It is well known fact that the most important work that a bee performs is to pollinate. Almost 80% of our flowering crops are dependent on these bees for their pollination process. That constitutes nearly 1/3 of human diet dependent on bees. Now we can imagine how dependent we are on bees for our survival on this planet. However, scientists have been recording an alarming decline in the bee population and have been named as Colony Collapse Disorder (CCD). In last six years approximately 10 million beehives has suffered from CCD. Scientists suspects harmful pesticides, invasive pest, climatic change and poor nutrition due to habitat destruction to be the reason behind CCD.
Scientist from University of Maryland and the US Department of Agriculture has found that the pollen collected by the bees were adulterated with a lethal combination of fungicides and pesticide and has crucial role in the decline of bees population. However, the factor responsible for the collapse of the entire beehives is still unknown. For the study the scientist gathered the pollen from hives on the east coast from plants like cranberry and watermelons. These pollens were contaminated with an average of nine different types of fungicides and pesticides. One of the collected samples of pollen was even found to have 21 different chemicals. If was noticed that the bees when fed with these pollen showed decrease in its ability to fight parasite causing Colony Collapse Disorder. And the fungicide adulterated pollen made bees 3 times more susceptible to these parasite invasion.
The researcher with this study found that the fungicides, which was thought to be harmless to these bees are actually causing the mass destruction of the beehives. It is not just one group of pesticides or fungicides causing the problem but combination of many chemicals, making the matter even worse. Even the bees known to collect pollen from wild flowers and weeds were found to be exposed to these pesticides and fungicides as well. This calls for an immediate action not only in the sort of chemicals to be employed but also in the spraying methods.
As per the author of the research article published in PLOS ONE:
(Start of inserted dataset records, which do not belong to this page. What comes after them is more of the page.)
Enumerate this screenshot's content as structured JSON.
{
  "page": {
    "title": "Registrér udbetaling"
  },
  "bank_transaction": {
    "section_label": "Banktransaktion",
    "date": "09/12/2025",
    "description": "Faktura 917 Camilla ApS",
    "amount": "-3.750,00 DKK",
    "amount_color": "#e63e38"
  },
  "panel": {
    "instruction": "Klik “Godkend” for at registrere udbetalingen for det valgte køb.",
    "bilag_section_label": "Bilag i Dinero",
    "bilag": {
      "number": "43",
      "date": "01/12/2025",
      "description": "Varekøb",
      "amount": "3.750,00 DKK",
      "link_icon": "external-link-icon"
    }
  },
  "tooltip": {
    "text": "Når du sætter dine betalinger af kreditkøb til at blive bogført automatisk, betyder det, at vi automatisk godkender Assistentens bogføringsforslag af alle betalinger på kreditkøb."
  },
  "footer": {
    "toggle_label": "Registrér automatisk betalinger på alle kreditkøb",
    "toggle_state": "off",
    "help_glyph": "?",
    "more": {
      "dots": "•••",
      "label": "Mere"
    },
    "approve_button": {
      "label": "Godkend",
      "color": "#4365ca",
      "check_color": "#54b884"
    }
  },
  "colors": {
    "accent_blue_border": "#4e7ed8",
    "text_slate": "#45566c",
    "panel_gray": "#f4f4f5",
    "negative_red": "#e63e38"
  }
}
More attention must be paid to how honey bees are exposed to pesticides outside of the field in which they are placed. We detected 35 different pesticides in the sampled pollen, and found high fungicide loads. The insecticides esfenvalerate and phosmet were at a concentration higher than their median lethal dose in at least one pollen sample. While fungicides are typically seen as fairly safe for honey bees, we found an increased probability of Nosema infection in bees that consumed pollen with a higher fungicide load. Our results highlight a need for research on sub-lethal effects of fungicides and other chemicals that bees placed in an agricultural setting are exposed to.
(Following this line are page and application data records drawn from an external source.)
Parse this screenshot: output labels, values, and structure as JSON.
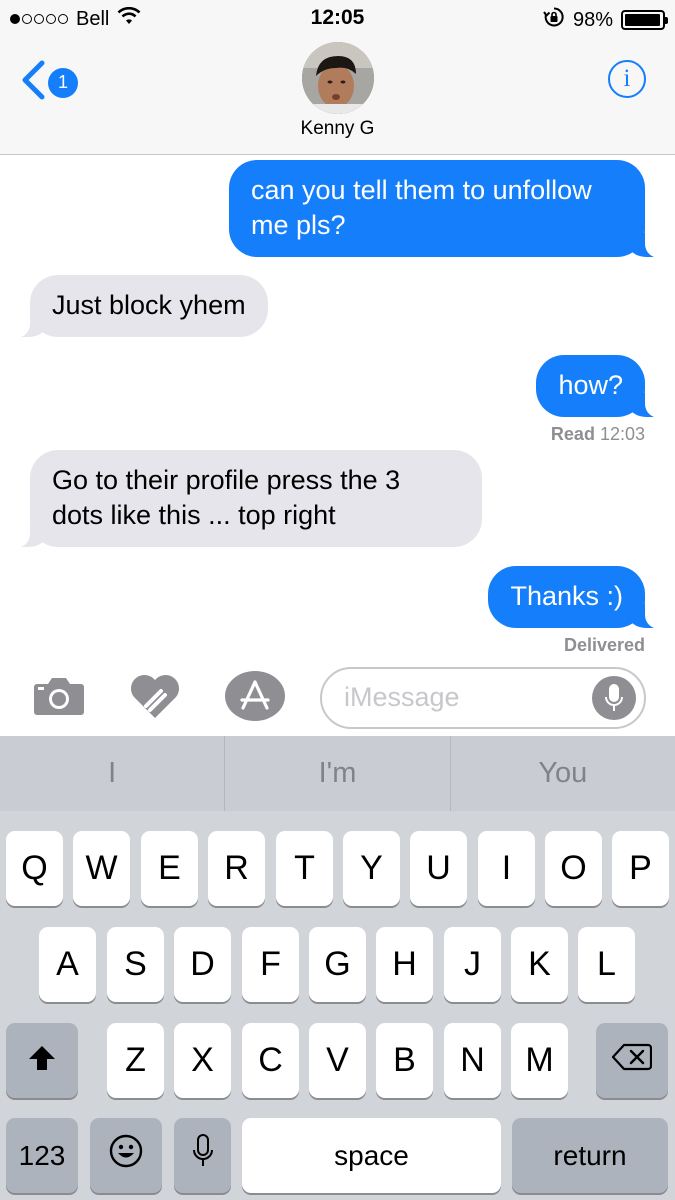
{
  "status_bar": {
    "carrier": "Bell",
    "time": "12:05",
    "battery_percent": "98%",
    "battery_level": 0.98,
    "signal_dots_filled": 1,
    "signal_dots_total": 5
  },
  "nav": {
    "back_badge_count": "1",
    "contact_name": "Kenny G",
    "info_label": "i"
  },
  "messages": [
    {
      "direction": "outgoing",
      "lines": [
        "can you tell them to unfollow",
        "me pls?"
      ]
    },
    {
      "direction": "incoming",
      "lines": [
        "Just block yhem"
      ]
    },
    {
      "direction": "outgoing",
      "lines": [
        "how?"
      ]
    },
    {
      "direction": "incoming",
      "lines": [
        "Go to their profile press the 3",
        "dots like this ... top right"
      ]
    },
    {
      "direction": "outgoing",
      "lines": [
        "Thanks :)"
      ]
    }
  ],
  "receipts": {
    "read_label": "Read",
    "read_time": "12:03",
    "delivered": "Delivered"
  },
  "input": {
    "placeholder": "iMessage"
  },
  "keyboard": {
    "predictions": [
      "I",
      "I'm",
      "You"
    ],
    "row1": [
      "Q",
      "W",
      "E",
      "R",
      "T",
      "Y",
      "U",
      "I",
      "O",
      "P"
    ],
    "row2": [
      "A",
      "S",
      "D",
      "F",
      "G",
      "H",
      "J",
      "K",
      "L"
    ],
    "row3": [
      "Z",
      "X",
      "C",
      "V",
      "B",
      "N",
      "M"
    ],
    "numbers_label": "123",
    "space_label": "space",
    "return_label": "return"
  },
  "colors": {
    "accent_blue": "#147efb",
    "incoming_bubble": "#e6e5eb",
    "keyboard_bg": "#d1d4d9",
    "function_key": "#adb3bc"
  }
}
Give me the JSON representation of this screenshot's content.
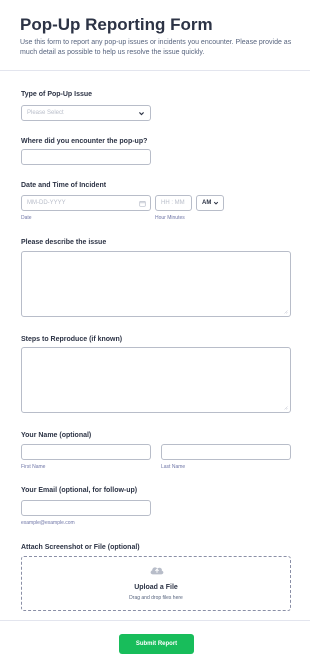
{
  "form": {
    "title": "Pop-Up Reporting Form",
    "description": "Use this form to report any pop-up issues or incidents you encounter. Please provide as much detail as possible to help us resolve the issue quickly."
  },
  "fields": {
    "issue_type": {
      "label": "Type of Pop-Up Issue",
      "placeholder": "Please Select"
    },
    "location": {
      "label": "Where did you encounter the pop-up?"
    },
    "datetime": {
      "label": "Date and Time of Incident",
      "date_placeholder": "MM-DD-YYYY",
      "date_sublabel": "Date",
      "time_placeholder": "HH : MM",
      "time_sublabel": "Hour Minutes",
      "ampm_value": "AM"
    },
    "description": {
      "label": "Please describe the issue"
    },
    "steps": {
      "label": "Steps to Reproduce (if known)"
    },
    "name": {
      "label": "Your Name (optional)",
      "first_sublabel": "First Name",
      "last_sublabel": "Last Name"
    },
    "email": {
      "label": "Your Email (optional, for follow-up)",
      "sublabel": "example@example.com"
    },
    "attachment": {
      "label": "Attach Screenshot or File (optional)",
      "upload_title": "Upload a File",
      "upload_hint": "Drag and drop files here"
    }
  },
  "submit": {
    "label": "Submit Report",
    "color": "#18bd5b"
  },
  "icons": {
    "select_caret": "chevron-down-icon",
    "date": "calendar-icon",
    "upload": "cloud-upload-icon"
  }
}
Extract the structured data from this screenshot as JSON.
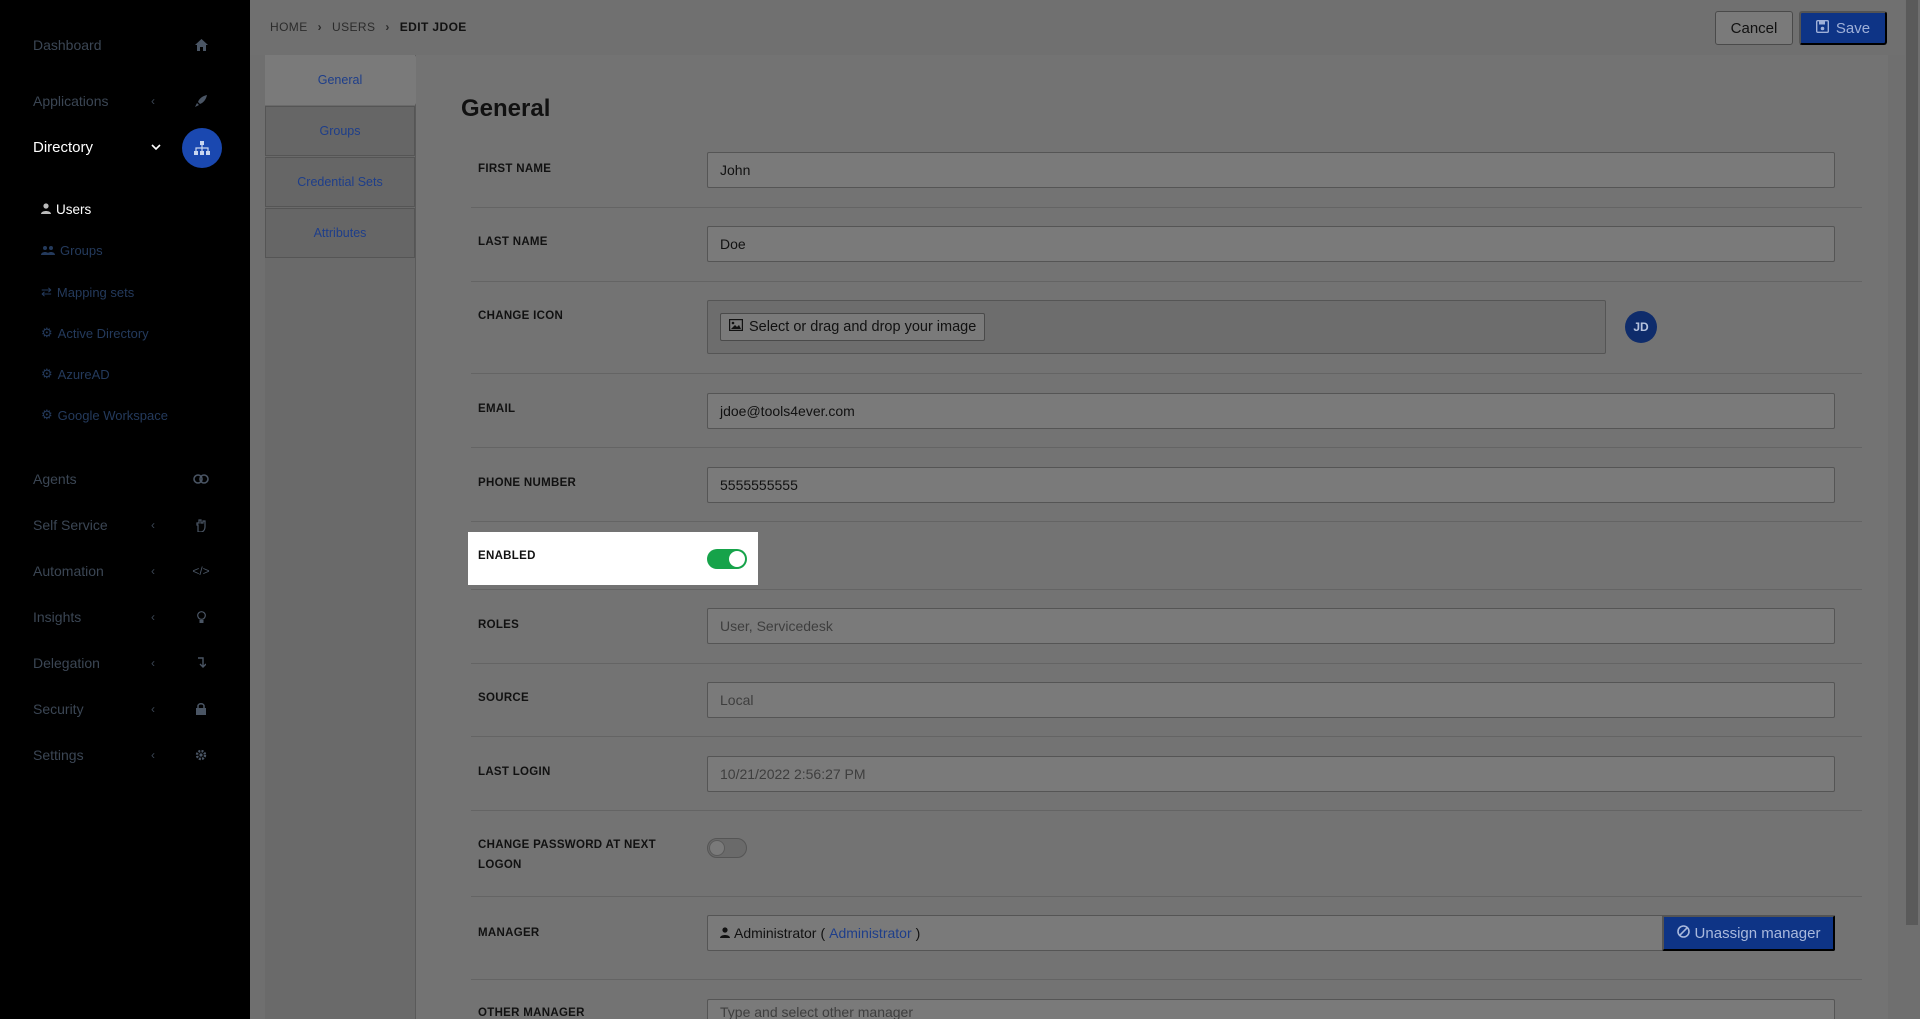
{
  "sidebar": {
    "items": [
      {
        "label": "Dashboard",
        "icon": "home-icon",
        "has_chevron": false
      },
      {
        "label": "Applications",
        "icon": "rocket-icon",
        "has_chevron": true
      },
      {
        "label": "Directory",
        "icon": "sitemap-icon",
        "has_chevron": true,
        "active": true
      },
      {
        "label": "Agents",
        "icon": "agents-icon",
        "has_chevron": false
      },
      {
        "label": "Self Service",
        "icon": "hand-icon",
        "has_chevron": true
      },
      {
        "label": "Automation",
        "icon": "code-icon",
        "has_chevron": true
      },
      {
        "label": "Insights",
        "icon": "lightbulb-icon",
        "has_chevron": true
      },
      {
        "label": "Delegation",
        "icon": "delegation-icon",
        "has_chevron": true
      },
      {
        "label": "Security",
        "icon": "lock-icon",
        "has_chevron": true
      },
      {
        "label": "Settings",
        "icon": "gear-icon",
        "has_chevron": true
      }
    ],
    "sub_items": [
      {
        "label": "Users",
        "icon": "user-icon",
        "active": true
      },
      {
        "label": "Groups",
        "icon": "users-icon"
      },
      {
        "label": "Mapping sets",
        "icon": "exchange-icon"
      },
      {
        "label": "Active Directory",
        "icon": "gear-icon"
      },
      {
        "label": "AzureAD",
        "icon": "gear-icon"
      },
      {
        "label": "Google Workspace",
        "icon": "gear-icon"
      }
    ]
  },
  "breadcrumb": {
    "home": "HOME",
    "users": "USERS",
    "current": "EDIT JDOE"
  },
  "toolbar": {
    "cancel_label": "Cancel",
    "save_label": "Save"
  },
  "tabs": [
    "General",
    "Groups",
    "Credential Sets",
    "Attributes"
  ],
  "form": {
    "title": "General",
    "first_name": {
      "label": "FIRST NAME",
      "value": "John"
    },
    "last_name": {
      "label": "LAST NAME",
      "value": "Doe"
    },
    "change_icon": {
      "label": "CHANGE ICON",
      "button": "Select or drag and drop your image",
      "avatar_initials": "JD"
    },
    "email": {
      "label": "EMAIL",
      "value": "jdoe@tools4ever.com"
    },
    "phone": {
      "label": "PHONE NUMBER",
      "value": "5555555555"
    },
    "enabled": {
      "label": "ENABLED",
      "on": true
    },
    "roles": {
      "label": "ROLES",
      "value": "User, Servicedesk"
    },
    "source": {
      "label": "SOURCE",
      "value": "Local"
    },
    "last_login": {
      "label": "LAST LOGIN",
      "value": "10/21/2022 2:56:27 PM"
    },
    "change_password": {
      "label": "CHANGE PASSWORD AT NEXT LOGON",
      "on": false
    },
    "manager": {
      "label": "MANAGER",
      "name": "Administrator",
      "paren_open": "(",
      "link": "Administrator",
      "paren_close": ")",
      "unassign_label": "Unassign manager"
    },
    "other_manager": {
      "label": "OTHER MANAGER",
      "placeholder": "Type and select other manager"
    }
  },
  "colors": {
    "accent": "#0e3486",
    "toggle_on": "#16a34a",
    "sidebar_bg": "#000000"
  }
}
Now that it’s clear that the pesticides and fungicides are lethal for the bees, we need to still figure out ways to maintain the crop production without using these chemicals in turn to save bee population. The researchers are still trying to investigate other chemicals and to what the extend bees are getting affected with them. Imagine how difficult our lives would be without these bees and so corrective measure balancing both the bee population and crop production is urgently required before it gets too late.